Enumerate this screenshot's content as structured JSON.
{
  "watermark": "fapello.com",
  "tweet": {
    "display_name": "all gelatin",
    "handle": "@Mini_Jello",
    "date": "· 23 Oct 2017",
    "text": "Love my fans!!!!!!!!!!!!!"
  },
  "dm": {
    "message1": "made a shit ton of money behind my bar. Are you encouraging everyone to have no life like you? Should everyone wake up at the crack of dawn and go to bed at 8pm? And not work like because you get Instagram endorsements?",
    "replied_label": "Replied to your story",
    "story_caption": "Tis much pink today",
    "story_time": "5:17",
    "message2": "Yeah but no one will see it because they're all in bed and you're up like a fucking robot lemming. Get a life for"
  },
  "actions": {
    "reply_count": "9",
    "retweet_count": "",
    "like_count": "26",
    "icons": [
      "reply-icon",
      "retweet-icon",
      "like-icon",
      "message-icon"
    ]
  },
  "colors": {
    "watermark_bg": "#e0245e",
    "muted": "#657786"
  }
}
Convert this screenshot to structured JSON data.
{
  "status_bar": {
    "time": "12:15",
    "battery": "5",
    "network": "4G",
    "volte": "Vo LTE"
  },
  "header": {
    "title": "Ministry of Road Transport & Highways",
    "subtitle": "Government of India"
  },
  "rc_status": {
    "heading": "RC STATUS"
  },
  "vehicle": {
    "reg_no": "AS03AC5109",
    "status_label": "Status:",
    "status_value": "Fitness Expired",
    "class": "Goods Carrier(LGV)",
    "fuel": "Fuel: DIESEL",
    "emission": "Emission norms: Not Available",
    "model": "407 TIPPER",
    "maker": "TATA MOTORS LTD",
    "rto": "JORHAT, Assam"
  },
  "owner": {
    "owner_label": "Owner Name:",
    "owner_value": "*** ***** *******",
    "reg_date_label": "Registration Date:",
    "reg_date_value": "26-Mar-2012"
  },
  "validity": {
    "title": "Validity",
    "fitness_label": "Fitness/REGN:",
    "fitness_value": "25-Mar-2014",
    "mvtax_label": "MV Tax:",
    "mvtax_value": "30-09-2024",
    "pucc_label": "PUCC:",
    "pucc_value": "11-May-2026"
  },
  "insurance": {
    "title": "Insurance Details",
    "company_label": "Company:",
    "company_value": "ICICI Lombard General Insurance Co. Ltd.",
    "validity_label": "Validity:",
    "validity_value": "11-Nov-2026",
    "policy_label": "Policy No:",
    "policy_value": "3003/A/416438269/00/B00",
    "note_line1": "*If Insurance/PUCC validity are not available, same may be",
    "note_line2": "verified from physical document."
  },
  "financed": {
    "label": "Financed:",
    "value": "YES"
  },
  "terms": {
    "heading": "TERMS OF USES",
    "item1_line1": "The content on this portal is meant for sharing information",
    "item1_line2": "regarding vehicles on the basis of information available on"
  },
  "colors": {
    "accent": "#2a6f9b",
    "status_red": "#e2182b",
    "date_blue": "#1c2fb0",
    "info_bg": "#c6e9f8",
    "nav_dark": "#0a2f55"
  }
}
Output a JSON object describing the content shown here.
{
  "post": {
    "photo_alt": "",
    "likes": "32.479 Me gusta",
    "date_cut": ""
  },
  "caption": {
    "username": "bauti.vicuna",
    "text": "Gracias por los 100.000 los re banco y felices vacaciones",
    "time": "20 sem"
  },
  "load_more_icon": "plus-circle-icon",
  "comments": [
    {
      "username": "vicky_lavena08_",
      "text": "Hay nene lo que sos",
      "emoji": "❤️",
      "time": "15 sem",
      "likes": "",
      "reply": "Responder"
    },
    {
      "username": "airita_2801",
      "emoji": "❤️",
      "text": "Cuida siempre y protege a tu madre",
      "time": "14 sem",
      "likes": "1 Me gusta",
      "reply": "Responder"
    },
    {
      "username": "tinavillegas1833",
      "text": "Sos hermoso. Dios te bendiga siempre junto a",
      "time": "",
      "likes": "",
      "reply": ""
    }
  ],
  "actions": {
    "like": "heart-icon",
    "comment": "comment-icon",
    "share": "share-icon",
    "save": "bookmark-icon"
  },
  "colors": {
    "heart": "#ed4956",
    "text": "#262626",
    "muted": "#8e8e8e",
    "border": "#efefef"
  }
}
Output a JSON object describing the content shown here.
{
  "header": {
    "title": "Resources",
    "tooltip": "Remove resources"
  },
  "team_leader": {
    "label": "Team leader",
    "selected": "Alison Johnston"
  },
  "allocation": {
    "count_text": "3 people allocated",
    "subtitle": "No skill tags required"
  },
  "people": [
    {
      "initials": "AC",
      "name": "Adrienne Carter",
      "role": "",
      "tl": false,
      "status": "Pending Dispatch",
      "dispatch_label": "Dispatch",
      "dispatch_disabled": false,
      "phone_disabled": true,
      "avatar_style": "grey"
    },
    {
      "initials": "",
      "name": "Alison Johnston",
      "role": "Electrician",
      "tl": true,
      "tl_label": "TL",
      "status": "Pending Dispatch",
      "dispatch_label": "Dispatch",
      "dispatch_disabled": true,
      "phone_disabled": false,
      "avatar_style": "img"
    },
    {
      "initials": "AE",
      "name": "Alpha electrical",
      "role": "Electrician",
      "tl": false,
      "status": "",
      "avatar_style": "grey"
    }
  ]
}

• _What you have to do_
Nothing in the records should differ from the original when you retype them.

• _Answer to the problem_
Enumerate this screenshot's content as structured JSON.
{
  "watermark": "fapello.com",
  "tweet": {
    "display_name": "all gelatin",
    "handle": "@Mini_Jello",
    "date": "· 23 Oct 2017",
    "text": "Love my fans!!!!!!!!!!!!!"
  },
  "dm": {
    "message1": "made a shit ton of money behind my bar. Are you encouraging everyone to have no life like you? Should everyone wake up at the crack of dawn and go to bed at 8pm? And not work like because you get Instagram endorsements?",
    "replied_label": "Replied to your story",
    "story_caption": "Tis much pink today",
    "story_time": "5:17",
    "message2": "Yeah but no one will see it because they're all in bed and you're up like a fucking robot lemming. Get a life for"
  },
  "actions": {
    "reply_count": "9",
    "retweet_count": "",
    "like_count": "26",
    "icons": [
      "reply-icon",
      "retweet-icon",
      "like-icon",
      "message-icon"
    ]
  },
  "colors": {
    "watermark_bg": "#e0245e",
    "muted": "#657786"
  }
}
Convert this screenshot to structured JSON data.
{
  "status_bar": {
    "time": "12:15",
    "battery": "5",
    "network": "4G",
    "volte": "Vo LTE"
  },
  "header": {
    "title": "Ministry of Road Transport & Highways",
    "subtitle": "Government of India"
  },
  "rc_status": {
    "heading": "RC STATUS"
  },
  "vehicle": {
    "reg_no": "AS03AC5109",
    "status_label": "Status:",
    "status_value": "Fitness Expired",
    "class": "Goods Carrier(LGV)",
    "fuel": "Fuel: DIESEL",
    "emission": "Emission norms: Not Available",
    "model": "407 TIPPER",
    "maker": "TATA MOTORS LTD",
    "rto": "JORHAT, Assam"
  },
  "owner": {
    "owner_label": "Owner Name:",
    "owner_value": "*** ***** *******",
    "reg_date_label": "Registration Date:",
    "reg_date_value": "26-Mar-2012"
  },
  "validity": {
    "title": "Validity",
    "fitness_label": "Fitness/REGN:",
    "fitness_value": "25-Mar-2014",
    "mvtax_label": "MV Tax:",
    "mvtax_value": "30-09-2024",
    "pucc_label": "PUCC:",
    "pucc_value": "11-May-2026"
  },
  "insurance": {
    "title": "Insurance Details",
    "company_label": "Company:",
    "company_value": "ICICI Lombard General Insurance Co. Ltd.",
    "validity_label": "Validity:",
    "validity_value": "11-Nov-2026",
    "policy_label": "Policy No:",
    "policy_value": "3003/A/416438269/00/B00",
    "note_line1": "*If Insurance/PUCC validity are not available, same may be",
    "note_line2": "verified from physical document."
  },
  "financed": {
    "label": "Financed:",
    "value": "YES"
  },
  "terms": {
    "heading": "TERMS OF USES",
    "item1_line1": "The content on this portal is meant for sharing information",
    "item1_line2": "regarding vehicles on the basis of information available on"
  },
  "colors": {
    "accent": "#2a6f9b",
    "status_red": "#e2182b",
    "date_blue": "#1c2fb0",
    "info_bg": "#c6e9f8",
    "nav_dark": "#0a2f55"
  }
}
Output a JSON object describing the content shown here.
{
  "post": {
    "photo_alt": "",
    "likes": "32.479 Me gusta",
    "date_cut": ""
  },
  "caption": {
    "username": "bauti.vicuna",
    "text": "Gracias por los 100.000 los re banco y felices vacaciones",
    "time": "20 sem"
  },
  "load_more_icon": "plus-circle-icon",
  "comments": [
    {
      "username": "vicky_lavena08_",
      "text": "Hay nene lo que sos",
      "emoji": "❤️",
      "time": "15 sem",
      "likes": "",
      "reply": "Responder"
    },
    {
      "username": "airita_2801",
      "emoji": "❤️",
      "text": "Cuida siempre y protege a tu madre",
      "time": "14 sem",
      "likes": "1 Me gusta",
      "reply": "Responder"
    },
    {
      "username": "tinavillegas1833",
      "text": "Sos hermoso. Dios te bendiga siempre junto a",
      "time": "",
      "likes": "",
      "reply": ""
    }
  ],
  "actions": {
    "like": "heart-icon",
    "comment": "comment-icon",
    "share": "share-icon",
    "save": "bookmark-icon"
  },
  "colors": {
    "heart": "#ed4956",
    "text": "#262626",
    "muted": "#8e8e8e",
    "border": "#efefef"
  }
}
Output a JSON object describing the content shown here.
{
  "header": {
    "title": "Resources",
    "tooltip": "Remove resources"
  },
  "team_leader": {
    "label": "Team leader",
    "selected": "Alison Johnston"
  },
  "allocation": {
    "count_text": "3 people allocated",
    "subtitle": "No skill tags required"
  },
  "people": [
    {
      "initials": "AC",
      "name": "Adrienne Carter",
      "role": "",
      "tl": false,
      "status": "Pending Dispatch",
      "dispatch_label": "Dispatch",
      "dispatch_disabled": false,
      "phone_disabled": true,
      "avatar_style": "grey"
    },
    {
      "initials": "",
      "name": "Alison Johnston",
      "role": "Electrician",
      "tl": true,
      "tl_label": "TL",
      "status": "Pending Dispatch",
      "dispatch_label": "Dispatch",
      "dispatch_disabled": true,
      "phone_disabled": false,
      "avatar_style": "img"
    },
    {
      "initials": "AE",
      "name": "Alpha electrical",
      "role": "Electrician",
      "tl": false,
      "status": "",
      "avatar_style": "grey"
    }
  ]
}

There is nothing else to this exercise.